‘A recognition for neglected children’
Kailash Satyarthi has been awarded the Nobel Peace Prize for his fight against child labor. In an exclusive DW interview, the activist talks about the importance of the prize and plans to work alongside co-winner Malala. For decades, Kailash Satyarthi has dedicated his life to helping millions of children forced into slavery. Born in India in 1954, the electrical engineer founded Bachpan Bachao Andolan (BBA), or the Save the Childhood Movement, a non-profit organization aiming to eliminate child trafficking and labor, in 1980.
The BBA has raided thousands of sweatshops or private homes to rescue the children forced to work there. Satyarthi also frequently takes part in street demonstrations to raise awareness on the issue and was a leader of the 1998 Global March Against Child Labour, which crossed 103 countries.
On October 10, the Norwegian Nobel Committee awarded the Nobel Peace Prize jointly to Satyarthi and 17-year-old Malala Yousafzai for “their struggle against the suppression of children and young people and for the right of all children to education.”
Referring to the 60-year-old Indian activist the Nobel Committee said: “Showing great personal courage, Kailash Satyarthi, maintaining Gandhi’s tradition, has headed various forms of protests and demonstrations, all peaceful, focusing on the grave exploitation of children for financial gain.”
In a DW interview Kailash Satyarthi speaks about the reasons that drove him to take on the fight against child labor, the obstacles he has faced along the way and his plans for the future.
DW: What does this prestigious award mean to you and your work?
Kailash Satyarthi: The award gives me more strength and power in the fight against child slavery and exploitation, as it is the biggest recognition ever for the cause of child rights, particularly to eradicate child labor.
It’s a great honor and recognition for the voices of hundreds of millions of children who have been neglected or ignored. The award is therefore very important for my cause.
What drove you to take a stand against child labor?
I’ve been quite passionate about the issue since my childhood and during my student life. I then came to the conclusion that I had to work for the children who are deprived of their childhood. But when I began my work there wasn’t much awareness regarding the issue of child labor.
There was therefore no one to learn from, but slowly I realized that child labor amounted to a violation of fundamental human rights, as well as a denial of freedom and of a good future. So we took on the challenge and began the fight which has had a gradual ripple effect.
What obstacles have you had to face in your struggle against child labor?
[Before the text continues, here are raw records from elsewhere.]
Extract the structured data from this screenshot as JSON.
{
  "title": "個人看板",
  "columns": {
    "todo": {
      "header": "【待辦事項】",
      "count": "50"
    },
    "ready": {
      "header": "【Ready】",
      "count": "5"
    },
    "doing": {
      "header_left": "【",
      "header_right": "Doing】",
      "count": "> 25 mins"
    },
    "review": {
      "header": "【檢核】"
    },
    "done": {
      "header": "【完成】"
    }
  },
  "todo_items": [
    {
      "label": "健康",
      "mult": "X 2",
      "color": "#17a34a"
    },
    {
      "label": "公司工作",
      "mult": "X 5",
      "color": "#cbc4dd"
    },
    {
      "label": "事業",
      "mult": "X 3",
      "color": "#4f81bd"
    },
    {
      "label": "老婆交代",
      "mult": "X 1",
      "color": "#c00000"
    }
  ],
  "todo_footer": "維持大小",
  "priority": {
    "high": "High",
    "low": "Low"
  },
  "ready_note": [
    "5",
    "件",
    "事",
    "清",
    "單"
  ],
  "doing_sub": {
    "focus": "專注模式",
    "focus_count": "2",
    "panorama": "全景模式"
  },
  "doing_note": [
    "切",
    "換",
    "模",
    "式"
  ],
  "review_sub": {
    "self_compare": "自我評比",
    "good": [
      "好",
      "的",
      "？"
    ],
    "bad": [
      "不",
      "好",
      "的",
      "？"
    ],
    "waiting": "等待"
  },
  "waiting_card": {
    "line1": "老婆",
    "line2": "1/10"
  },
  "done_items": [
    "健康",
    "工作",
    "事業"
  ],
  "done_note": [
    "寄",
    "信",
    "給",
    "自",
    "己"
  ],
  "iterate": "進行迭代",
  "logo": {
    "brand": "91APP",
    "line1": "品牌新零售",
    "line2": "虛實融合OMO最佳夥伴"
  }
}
Child labor is a social evil so we have to fight in order to change the mindset of the people. The practice is unlawful and a crime against humanity. It is therefore necessary to ensure that laws are in place and being properly implemented. It is also a struggle against the mafia and organized criminals.
It has always been a tough fight. I lost two of my colleagues: one was shot dead and the other one was beaten to death. Moreover, my family and I have been attacked on numerous occasions. So it hasn’t been easy. What I have come to realize is that those trying to kill me or my loved ones are notorious people who feel challenged by my work.
How much work is still left to eradicate child labor in India?
There is still a lot to do. But as I said, the award will inspire many activists and civil society organization to help draw attention to this struggle at many different levels, both in government as well as in the private sector. I hope this will help raise awareness and increase pressure on all those who are exploiting children and profiting from their labor.
The prize was also awarded to Pakistani citizen and human rights activist Malala Yousafzai. How do you feel about an Indian and a Pakistani sharing such a prestigious prize, especially given the recent escalation of tensions in the region?
I respect Malala. She is a wonderful young lady. I spoke to her on the phone after the announcement and we talked at length about how we can fight together on many issues, including education for girls and child labor. But more importantly, we also discussed about how to restore and create an environment of peace both in our region as well as globally.
Will this award change your work in any way?
The fight against child labor will go on as before. The only thing is that I work in over 140 countries, under the umbrella of the network Global March against Child Labor. After this award, my partner organizations and fellow activists worldwide may demand my presence more often. So I think the only thing that may happen is that I get to travel more often than before.
Interview: Gabriel Dominguez
Date13.10.2014 | 14:02